* Work task *
Say how many lines in the entries below mention "JSON", with no other words.

(Web page and app entries)
****************
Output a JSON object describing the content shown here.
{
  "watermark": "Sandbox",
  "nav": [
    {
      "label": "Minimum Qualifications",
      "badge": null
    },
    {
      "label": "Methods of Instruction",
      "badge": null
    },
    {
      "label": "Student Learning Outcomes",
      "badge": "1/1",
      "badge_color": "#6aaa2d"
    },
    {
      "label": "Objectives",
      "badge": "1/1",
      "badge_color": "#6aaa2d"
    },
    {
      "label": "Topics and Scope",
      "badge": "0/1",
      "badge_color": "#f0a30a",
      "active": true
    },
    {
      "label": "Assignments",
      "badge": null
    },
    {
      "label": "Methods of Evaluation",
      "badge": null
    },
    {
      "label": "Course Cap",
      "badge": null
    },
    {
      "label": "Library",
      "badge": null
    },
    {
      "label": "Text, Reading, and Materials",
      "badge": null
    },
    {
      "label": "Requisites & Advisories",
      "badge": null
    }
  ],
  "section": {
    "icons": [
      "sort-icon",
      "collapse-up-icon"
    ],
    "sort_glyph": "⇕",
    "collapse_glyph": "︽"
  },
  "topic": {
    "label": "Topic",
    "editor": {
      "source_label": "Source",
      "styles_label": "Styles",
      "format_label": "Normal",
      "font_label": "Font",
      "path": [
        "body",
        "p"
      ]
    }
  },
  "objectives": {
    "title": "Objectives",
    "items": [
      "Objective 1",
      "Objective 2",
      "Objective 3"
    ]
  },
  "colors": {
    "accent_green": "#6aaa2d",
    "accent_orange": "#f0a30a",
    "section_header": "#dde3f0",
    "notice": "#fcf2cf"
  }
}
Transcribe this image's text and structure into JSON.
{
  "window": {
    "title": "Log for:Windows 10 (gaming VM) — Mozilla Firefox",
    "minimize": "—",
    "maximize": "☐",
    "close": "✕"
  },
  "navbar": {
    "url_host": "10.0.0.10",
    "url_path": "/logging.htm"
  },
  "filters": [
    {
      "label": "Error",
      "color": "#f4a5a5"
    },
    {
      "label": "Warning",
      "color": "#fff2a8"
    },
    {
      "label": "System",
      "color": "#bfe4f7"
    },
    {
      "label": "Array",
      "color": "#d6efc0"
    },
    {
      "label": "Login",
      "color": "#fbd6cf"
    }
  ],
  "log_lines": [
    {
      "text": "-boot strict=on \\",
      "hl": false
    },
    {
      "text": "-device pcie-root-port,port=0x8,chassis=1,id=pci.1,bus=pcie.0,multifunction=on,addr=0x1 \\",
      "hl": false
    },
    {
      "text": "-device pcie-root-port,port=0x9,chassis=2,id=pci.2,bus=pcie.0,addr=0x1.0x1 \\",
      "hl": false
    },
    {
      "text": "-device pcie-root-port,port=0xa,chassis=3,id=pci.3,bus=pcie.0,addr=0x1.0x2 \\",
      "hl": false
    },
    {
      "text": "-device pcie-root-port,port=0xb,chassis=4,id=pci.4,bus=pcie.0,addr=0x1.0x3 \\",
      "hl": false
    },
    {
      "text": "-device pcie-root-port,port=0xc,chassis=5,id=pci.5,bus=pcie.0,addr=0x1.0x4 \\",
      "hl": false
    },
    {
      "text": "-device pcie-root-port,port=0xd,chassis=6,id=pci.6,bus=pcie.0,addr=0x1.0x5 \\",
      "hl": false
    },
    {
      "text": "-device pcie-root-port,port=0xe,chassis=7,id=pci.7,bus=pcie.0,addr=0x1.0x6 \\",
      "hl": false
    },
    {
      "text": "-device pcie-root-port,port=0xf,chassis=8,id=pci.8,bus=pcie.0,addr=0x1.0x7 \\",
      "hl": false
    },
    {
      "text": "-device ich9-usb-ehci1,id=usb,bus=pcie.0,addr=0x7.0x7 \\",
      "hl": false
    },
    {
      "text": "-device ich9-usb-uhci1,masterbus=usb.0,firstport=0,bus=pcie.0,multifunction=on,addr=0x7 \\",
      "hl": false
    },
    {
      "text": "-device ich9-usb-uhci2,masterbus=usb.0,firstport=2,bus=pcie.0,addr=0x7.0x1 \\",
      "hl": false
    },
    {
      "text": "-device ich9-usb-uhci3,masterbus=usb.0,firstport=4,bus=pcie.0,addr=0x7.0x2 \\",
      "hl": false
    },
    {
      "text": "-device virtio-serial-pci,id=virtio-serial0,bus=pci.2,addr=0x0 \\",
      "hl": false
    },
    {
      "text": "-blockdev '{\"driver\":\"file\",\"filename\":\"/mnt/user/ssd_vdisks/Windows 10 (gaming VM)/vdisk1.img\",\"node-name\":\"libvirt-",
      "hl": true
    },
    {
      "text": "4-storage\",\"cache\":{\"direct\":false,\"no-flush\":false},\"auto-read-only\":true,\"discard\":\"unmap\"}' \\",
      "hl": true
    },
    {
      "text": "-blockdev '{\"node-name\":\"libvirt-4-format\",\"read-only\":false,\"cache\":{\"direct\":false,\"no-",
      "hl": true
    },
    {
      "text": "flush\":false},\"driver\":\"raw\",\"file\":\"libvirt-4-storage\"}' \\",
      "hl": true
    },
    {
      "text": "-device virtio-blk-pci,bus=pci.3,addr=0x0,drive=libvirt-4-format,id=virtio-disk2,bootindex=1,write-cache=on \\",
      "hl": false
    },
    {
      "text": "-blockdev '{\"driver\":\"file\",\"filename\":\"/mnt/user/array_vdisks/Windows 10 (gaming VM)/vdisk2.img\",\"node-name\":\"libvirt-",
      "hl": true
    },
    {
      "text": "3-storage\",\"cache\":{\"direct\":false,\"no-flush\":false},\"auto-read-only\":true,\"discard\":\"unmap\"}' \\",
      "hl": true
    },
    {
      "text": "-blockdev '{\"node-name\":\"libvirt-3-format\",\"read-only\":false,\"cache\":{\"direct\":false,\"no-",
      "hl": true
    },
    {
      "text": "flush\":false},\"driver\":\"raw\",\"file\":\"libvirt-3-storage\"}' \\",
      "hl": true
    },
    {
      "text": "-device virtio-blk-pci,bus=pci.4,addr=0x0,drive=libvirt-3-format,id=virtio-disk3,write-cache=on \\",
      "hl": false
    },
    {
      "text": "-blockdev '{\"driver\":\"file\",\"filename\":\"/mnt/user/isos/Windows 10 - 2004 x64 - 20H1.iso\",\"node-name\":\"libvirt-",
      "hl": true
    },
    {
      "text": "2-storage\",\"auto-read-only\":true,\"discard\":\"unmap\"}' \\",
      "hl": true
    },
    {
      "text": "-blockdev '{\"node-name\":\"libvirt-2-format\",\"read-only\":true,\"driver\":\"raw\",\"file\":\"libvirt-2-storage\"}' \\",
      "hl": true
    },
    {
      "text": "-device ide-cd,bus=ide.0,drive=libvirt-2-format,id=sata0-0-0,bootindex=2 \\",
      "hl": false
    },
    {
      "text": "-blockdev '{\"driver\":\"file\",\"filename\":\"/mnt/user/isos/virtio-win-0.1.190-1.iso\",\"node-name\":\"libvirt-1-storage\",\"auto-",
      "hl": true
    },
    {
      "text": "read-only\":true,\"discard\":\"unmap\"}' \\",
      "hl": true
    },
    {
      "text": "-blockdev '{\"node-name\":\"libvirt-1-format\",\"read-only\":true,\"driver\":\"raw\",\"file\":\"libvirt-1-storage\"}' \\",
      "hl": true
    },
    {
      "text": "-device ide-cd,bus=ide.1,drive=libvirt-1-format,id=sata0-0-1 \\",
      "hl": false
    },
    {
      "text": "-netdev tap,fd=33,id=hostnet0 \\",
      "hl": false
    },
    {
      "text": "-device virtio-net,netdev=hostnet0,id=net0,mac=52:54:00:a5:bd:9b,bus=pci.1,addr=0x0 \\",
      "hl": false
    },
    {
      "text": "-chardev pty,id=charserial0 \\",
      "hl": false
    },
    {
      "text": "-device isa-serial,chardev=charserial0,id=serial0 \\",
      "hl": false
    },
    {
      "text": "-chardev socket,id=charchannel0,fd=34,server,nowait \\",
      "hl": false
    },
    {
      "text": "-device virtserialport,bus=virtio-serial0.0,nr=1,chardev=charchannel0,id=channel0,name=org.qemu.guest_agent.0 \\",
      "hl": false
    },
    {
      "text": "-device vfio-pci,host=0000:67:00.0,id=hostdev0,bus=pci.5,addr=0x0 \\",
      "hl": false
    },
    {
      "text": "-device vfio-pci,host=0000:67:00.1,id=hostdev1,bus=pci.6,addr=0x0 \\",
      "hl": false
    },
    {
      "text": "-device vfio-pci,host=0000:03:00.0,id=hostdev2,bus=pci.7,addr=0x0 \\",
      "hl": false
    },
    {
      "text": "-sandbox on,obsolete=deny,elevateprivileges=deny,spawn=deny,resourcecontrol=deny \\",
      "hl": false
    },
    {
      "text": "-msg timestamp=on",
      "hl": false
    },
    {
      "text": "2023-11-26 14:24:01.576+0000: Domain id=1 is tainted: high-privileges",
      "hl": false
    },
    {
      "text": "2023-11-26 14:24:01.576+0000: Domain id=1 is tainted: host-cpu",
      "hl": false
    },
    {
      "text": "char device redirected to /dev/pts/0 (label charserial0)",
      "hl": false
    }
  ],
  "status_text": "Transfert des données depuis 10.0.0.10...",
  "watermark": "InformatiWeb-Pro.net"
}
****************
* Output below *
2